[Component data from apps and pages]
------

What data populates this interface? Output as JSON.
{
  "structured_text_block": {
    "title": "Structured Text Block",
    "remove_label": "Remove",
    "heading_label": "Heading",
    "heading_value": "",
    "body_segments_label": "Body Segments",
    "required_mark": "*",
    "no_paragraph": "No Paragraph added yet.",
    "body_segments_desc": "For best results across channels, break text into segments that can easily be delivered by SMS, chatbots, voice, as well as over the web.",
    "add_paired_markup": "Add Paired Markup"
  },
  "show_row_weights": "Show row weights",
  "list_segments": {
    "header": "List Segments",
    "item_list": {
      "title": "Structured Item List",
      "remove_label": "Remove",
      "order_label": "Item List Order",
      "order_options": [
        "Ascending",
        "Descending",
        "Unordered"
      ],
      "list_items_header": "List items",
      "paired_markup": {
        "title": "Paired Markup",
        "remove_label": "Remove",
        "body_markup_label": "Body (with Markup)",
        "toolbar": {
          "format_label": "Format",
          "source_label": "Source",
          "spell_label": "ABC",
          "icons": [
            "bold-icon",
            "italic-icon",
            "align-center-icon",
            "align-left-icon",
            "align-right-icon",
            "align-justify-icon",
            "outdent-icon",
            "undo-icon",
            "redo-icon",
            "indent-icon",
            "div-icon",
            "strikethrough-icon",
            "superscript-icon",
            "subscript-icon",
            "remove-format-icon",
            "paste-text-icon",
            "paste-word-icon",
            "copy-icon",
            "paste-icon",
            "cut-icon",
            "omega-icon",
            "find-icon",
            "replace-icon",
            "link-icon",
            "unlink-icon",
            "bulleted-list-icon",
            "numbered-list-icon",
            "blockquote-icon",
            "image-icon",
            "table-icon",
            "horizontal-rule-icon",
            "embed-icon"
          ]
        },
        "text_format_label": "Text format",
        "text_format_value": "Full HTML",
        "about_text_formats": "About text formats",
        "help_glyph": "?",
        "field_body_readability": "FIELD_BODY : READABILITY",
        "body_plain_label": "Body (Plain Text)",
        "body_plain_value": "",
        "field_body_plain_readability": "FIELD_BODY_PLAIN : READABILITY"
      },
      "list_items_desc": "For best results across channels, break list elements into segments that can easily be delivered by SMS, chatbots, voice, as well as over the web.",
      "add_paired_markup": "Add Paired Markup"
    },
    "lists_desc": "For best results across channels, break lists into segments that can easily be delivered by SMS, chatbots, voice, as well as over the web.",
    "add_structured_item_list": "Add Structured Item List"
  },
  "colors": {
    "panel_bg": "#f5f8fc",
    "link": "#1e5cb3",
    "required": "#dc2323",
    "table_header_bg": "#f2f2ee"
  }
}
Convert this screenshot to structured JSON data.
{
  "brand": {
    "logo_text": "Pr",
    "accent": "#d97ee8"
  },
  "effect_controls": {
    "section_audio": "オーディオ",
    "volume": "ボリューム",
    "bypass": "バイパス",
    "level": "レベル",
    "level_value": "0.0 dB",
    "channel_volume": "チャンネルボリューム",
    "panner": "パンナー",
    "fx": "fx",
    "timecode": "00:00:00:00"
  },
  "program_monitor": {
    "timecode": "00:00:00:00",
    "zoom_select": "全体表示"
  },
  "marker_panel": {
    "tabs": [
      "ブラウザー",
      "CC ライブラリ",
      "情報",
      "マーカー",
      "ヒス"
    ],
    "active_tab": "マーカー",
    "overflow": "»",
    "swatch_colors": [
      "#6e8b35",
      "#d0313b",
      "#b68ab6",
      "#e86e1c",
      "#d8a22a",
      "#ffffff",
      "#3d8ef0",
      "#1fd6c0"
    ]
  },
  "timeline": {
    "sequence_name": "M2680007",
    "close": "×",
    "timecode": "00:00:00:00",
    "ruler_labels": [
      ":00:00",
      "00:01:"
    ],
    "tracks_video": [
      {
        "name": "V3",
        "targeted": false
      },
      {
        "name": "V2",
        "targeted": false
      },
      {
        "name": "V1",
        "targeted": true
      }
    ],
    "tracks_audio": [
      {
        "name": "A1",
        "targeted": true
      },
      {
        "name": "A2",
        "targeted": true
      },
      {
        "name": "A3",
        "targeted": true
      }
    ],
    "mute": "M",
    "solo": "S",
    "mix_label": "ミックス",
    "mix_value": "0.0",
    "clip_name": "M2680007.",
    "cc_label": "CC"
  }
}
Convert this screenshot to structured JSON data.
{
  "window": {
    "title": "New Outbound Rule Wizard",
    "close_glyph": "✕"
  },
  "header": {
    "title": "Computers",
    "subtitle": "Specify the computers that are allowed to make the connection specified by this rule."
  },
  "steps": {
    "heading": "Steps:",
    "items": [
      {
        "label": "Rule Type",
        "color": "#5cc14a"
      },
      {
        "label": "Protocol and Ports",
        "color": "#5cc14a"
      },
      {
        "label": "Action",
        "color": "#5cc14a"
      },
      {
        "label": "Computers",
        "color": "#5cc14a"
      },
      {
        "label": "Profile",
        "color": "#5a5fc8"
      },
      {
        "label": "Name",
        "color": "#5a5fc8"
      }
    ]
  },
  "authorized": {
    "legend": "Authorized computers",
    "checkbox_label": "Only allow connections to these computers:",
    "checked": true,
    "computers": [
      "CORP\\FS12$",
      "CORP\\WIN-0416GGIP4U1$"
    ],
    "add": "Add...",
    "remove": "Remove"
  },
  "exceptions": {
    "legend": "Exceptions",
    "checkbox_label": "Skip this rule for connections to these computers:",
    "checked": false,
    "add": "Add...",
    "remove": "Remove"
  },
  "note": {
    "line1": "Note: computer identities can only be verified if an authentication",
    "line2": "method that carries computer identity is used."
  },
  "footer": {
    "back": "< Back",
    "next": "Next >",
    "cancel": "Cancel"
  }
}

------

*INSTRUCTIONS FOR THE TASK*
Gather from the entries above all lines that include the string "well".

*RESPONSE FOR THIS EXERCISE*
    "body_segments_desc": "For best results across channels, break text into segments that can easily be delivered by SMS, chatbots, voice, as well as over the web.",
      "list_items_desc": "For best results across channels, break list elements into segments that can easily be delivered by SMS, chatbots, voice, as well as over the web.",
    "lists_desc": "For best results across channels, break lists into segments that can easily be delivered by SMS, chatbots, voice, as well as over the web.",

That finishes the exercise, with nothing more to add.